The analysis, which included plant-based and whey-based powders, revealed that *nine products had less than 40% detected protein content, while the remainder boasted above 60%. Notably, two products from a single manufacturer contained 62% and 50.4% less protein than claimed, and a popular brand from a reputed company was also found to have approximately 30% less protein than its label indicated.

The study also uncovered that some brands contained more protein than labelled, indicating either high-quality protein sources or the practice of "protein spiking"—the addition of cheap amino acids like glycine and taurine to inflate protein content artificially.

Furthermore, five out of the 36 samples (13.9%) were contaminated with aflatoxins, dangerous toxins produced by certain fungi, with some exceeding the safe limit of 10 μg/kg. Pesticide residue was detected in three samples (8.3%).

In light of these findings, Philips took to social media to criticise specific brands. BigMuscles was labelled as the "worst brand," Amway's product was the "worst plant-based," and Protinex, Ensure, and B-Protin were called out as the "worst brands advertised as the best." Philips also cautioned against Elements and Nutrilite by Amway due to their fungal toxin content.

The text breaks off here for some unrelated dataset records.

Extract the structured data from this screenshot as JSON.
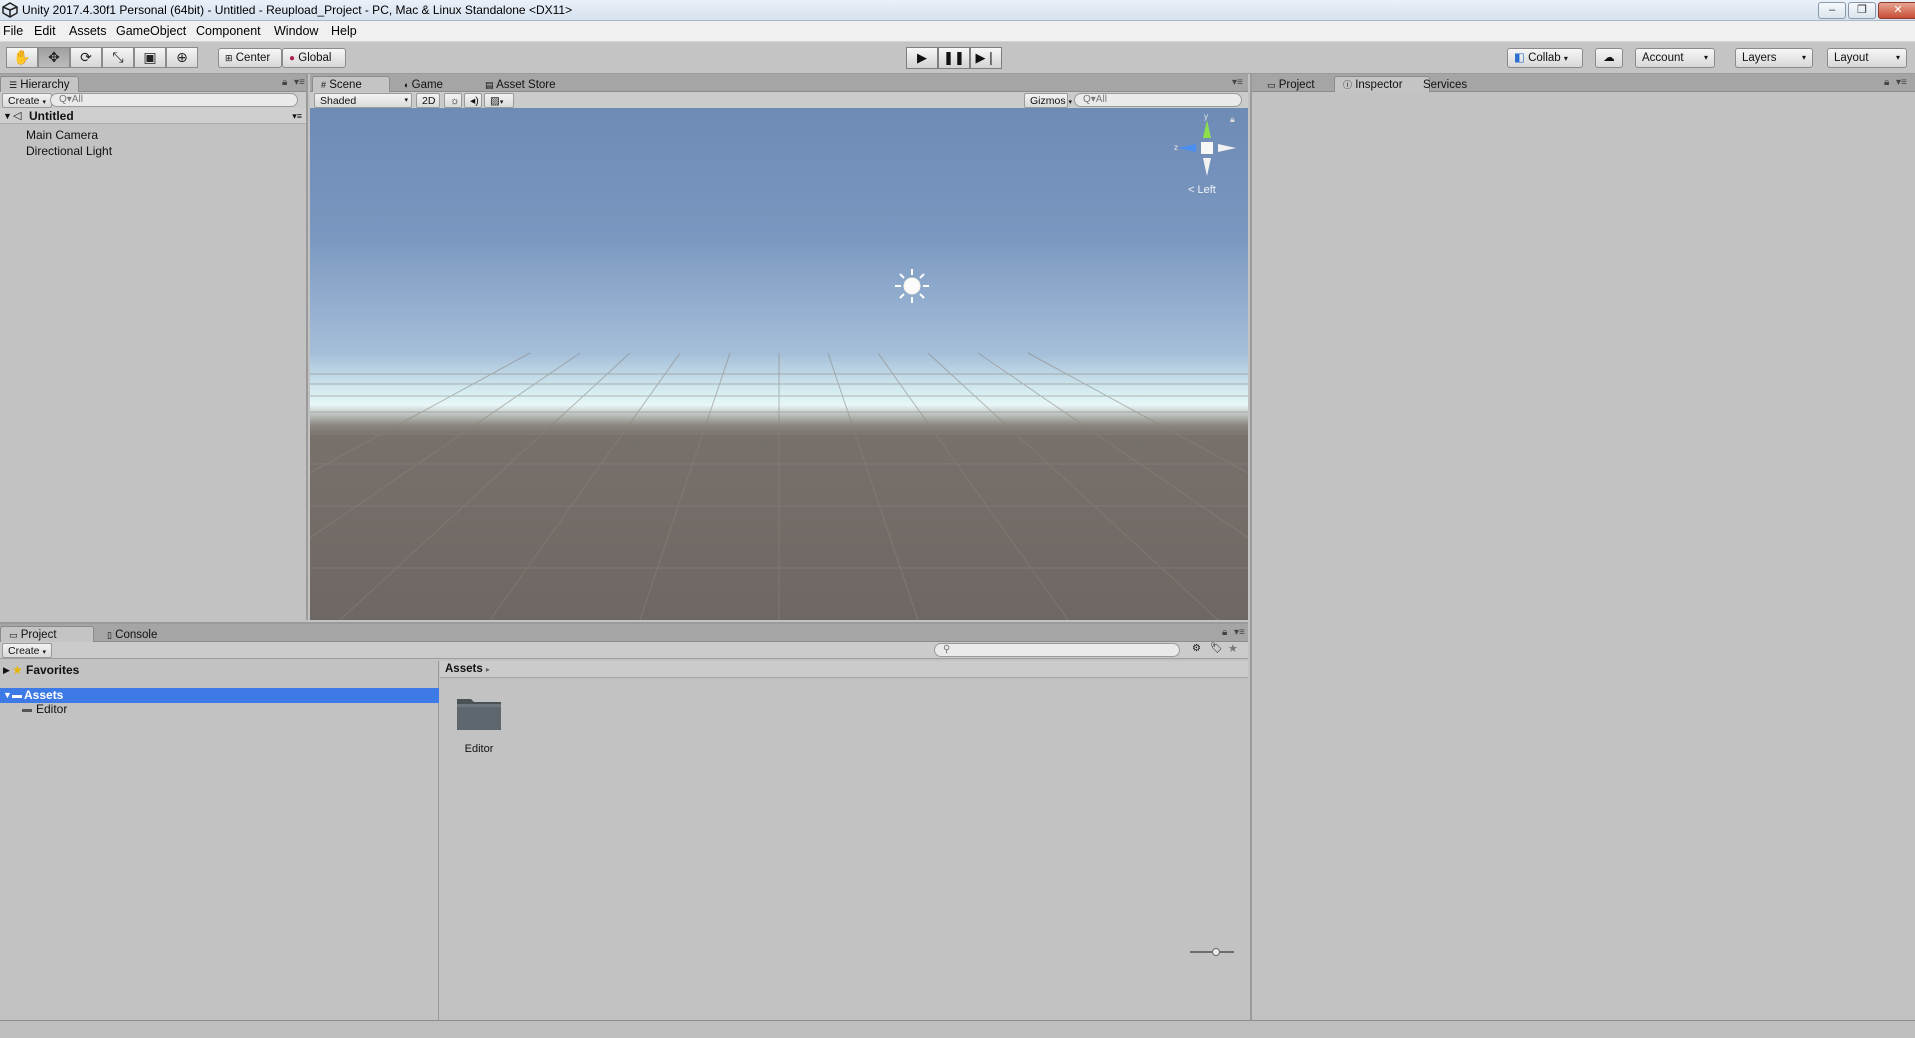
{
  "window": {
    "title": "Unity 2017.4.30f1 Personal (64bit) - Untitled - Reupload_Project - PC, Mac & Linux Standalone <DX11>",
    "controls": [
      "–",
      "❐",
      "✕"
    ]
  },
  "menu": {
    "items": [
      "File",
      "Edit",
      "Assets",
      "GameObject",
      "Component",
      "Window",
      "Help"
    ]
  },
  "toolbar": {
    "pivot_label": "Center",
    "space_label": "Global",
    "collab_label": "Collab",
    "account_label": "Account",
    "layers_label": "Layers",
    "layout_label": "Layout"
  },
  "hierarchy": {
    "tab": "Hierarchy",
    "create_label": "Create",
    "search_placeholder": "Q▾All",
    "scene_name": "Untitled",
    "items": [
      "Main Camera",
      "Directional Light"
    ]
  },
  "scene_view": {
    "tabs": [
      "Scene",
      "Game",
      "Asset Store"
    ],
    "shading_mode": "Shaded",
    "mode_2d": "2D",
    "gizmos_label": "Gizmos",
    "search_placeholder": "Q▾All",
    "orientation_label": "< Left",
    "axis_y": "y",
    "axis_z": "z"
  },
  "inspector": {
    "tabs": [
      "Project",
      "Inspector",
      "Services"
    ]
  },
  "project": {
    "tabs": [
      "Project",
      "Console"
    ],
    "create_label": "Create",
    "tree": {
      "favorites": "Favorites",
      "assets": "Assets",
      "children": [
        "Editor"
      ]
    },
    "breadcrumb": "Assets",
    "breadcrumb_arrow": "▸",
    "grid_items": [
      {
        "name": "Editor",
        "icon": "folder-icon"
      }
    ]
  },
  "colors": {
    "selection": "#3d7ae6",
    "panel_bg": "#c2c2c2",
    "tab_bar": "#a5a5a5"
  }
}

(The above story first appeared on LatestLY on Apr 12, 2024 04:12 PM IST. For more news and updates on politics, world, sports, entertainment and lifestyle, log on to our website